Thomas Thabane (L) and SADC-negotiator Cyril Ramaphosa at the State House in Maseru in February. (Picture: Siyabulela Duda)

Lesotho's former prime minister Thomas Thabane is poised to form a coalition government after his party won snap elections at the weekend and defeated the governing alliance, according to official results released Tuesday.

Thabane's All Basotho Convention (ABC) won 48 parliamentary seats and will form a coalition with three other parties to obtain the required 61-seat majority.

The ABC's secretary general, Samonyane Ntsekele, said the party would join with the Alliance of Democrats (AD), the Basotho National Party (BNP) and the Reformed Congress of Lesotho (RCL) to form the country's third coalition government.

"We will officially announce the formation of this coalition government within the next two days," Ntsekele said.

Saturday's election was seen as a two-horse race between longtime rivals Thabane and Pakalitha Mosisili, the prime minister since 2015 – both veterans of Lesotho's political scene.

Defeated Democratic Congress party leader Mosisili (72) called the snap election when he lost a no-confidence vote in March after his seven-party coalition government broke up.

Mafa Sejanamane, a political analyst at the National University of Lesotho, said he had expected Mosisili to lose by a greater margin. "This is a heavy blow for Mosisili and his party, given that he had pushed for this vote. The people of Lesotho have made their sentiments clear," he said.

The unexpected deployment of the armed forces during the weekend vote prompted heavy criticism, with the electoral commission saying the presence of the military at polling stations had caused confusion.

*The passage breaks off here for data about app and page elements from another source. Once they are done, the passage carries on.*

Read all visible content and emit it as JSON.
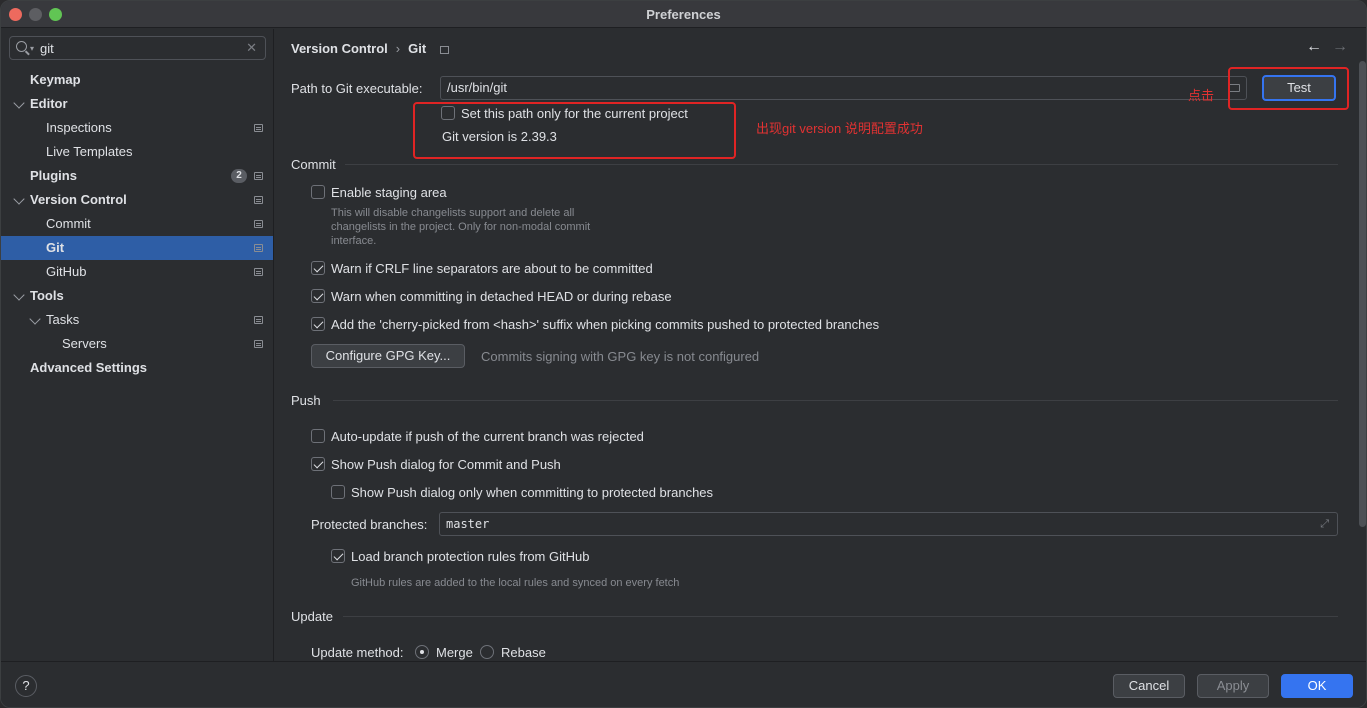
{
  "window": {
    "title": "Preferences"
  },
  "sidebar": {
    "search_value": "git",
    "items": [
      {
        "label": "Keymap"
      },
      {
        "label": "Editor"
      },
      {
        "label": "Inspections"
      },
      {
        "label": "Live Templates"
      },
      {
        "label": "Plugins",
        "badge": "2"
      },
      {
        "label": "Version Control"
      },
      {
        "label": "Commit"
      },
      {
        "label": "Git"
      },
      {
        "label": "GitHub"
      },
      {
        "label": "Tools"
      },
      {
        "label": "Tasks"
      },
      {
        "label": "Servers"
      },
      {
        "label": "Advanced Settings"
      }
    ]
  },
  "breadcrumb": {
    "parent": "Version Control",
    "sep": "›",
    "current": "Git"
  },
  "git": {
    "path_label": "Path to Git executable:",
    "path_value": "/usr/bin/git",
    "test_label": "Test",
    "current_project_label": "Set this path only for the current project",
    "version_text": "Git version is 2.39.3"
  },
  "annotations": {
    "click": "点击",
    "version_note": "出现git version 说明配置成功"
  },
  "commit": {
    "header": "Commit",
    "staging_label": "Enable staging area",
    "staging_desc": [
      "This will disable changelists support and delete all",
      "changelists in the project. Only for non-modal commit",
      "interface."
    ],
    "crlf_label": "Warn if CRLF line separators are about to be committed",
    "detached_label": "Warn when committing in detached HEAD or during rebase",
    "cherry_label": "Add the 'cherry-picked from <hash>' suffix when picking commits pushed to protected branches",
    "gpg_button": "Configure GPG Key...",
    "gpg_status": "Commits signing with GPG key is not configured"
  },
  "push": {
    "header": "Push",
    "autoupdate_label": "Auto-update if push of the current branch was rejected",
    "show_dialog_label": "Show Push dialog for Commit and Push",
    "protected_only_label": "Show Push dialog only when committing to protected branches",
    "protected_branches_label": "Protected branches:",
    "protected_branches_value": "master",
    "load_rules_label": "Load branch protection rules from GitHub",
    "rules_desc": "GitHub rules are added to the local rules and synced on every fetch"
  },
  "update": {
    "header": "Update",
    "method_label": "Update method:",
    "merge_label": "Merge",
    "rebase_label": "Rebase"
  },
  "footer": {
    "help": "?",
    "cancel": "Cancel",
    "apply": "Apply",
    "ok": "OK"
  },
  "colors": {
    "accent": "#3574f0",
    "annotation": "#e02424"
  }
}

Sejanamane said that the new coalition's priority would be to rein in the army. "The command of the national defence force is at the core of political instability in the country. This election was about security more than anything else," he said.

The vote was the third general election since 2012 in the country known as Africa's Switzerland, where years of political friction, including a failed coup, have hampered attempts to fight dire poverty.

The small kingdom was plunged into crisis in 2014 when soldiers attempted to oust Thabane. He fled to South Africa, where he spent two years, while the regional bloc SADC stepped in to end the crisis. Early elections took place in 2015.

Lesotho is a constitutional monarchy ruled by King Letsie III, who has no formal power, and it has a mixed parliamentary system. Eighty lawmakers are voted in by constituents, while another 40 seats are distributed proportionally.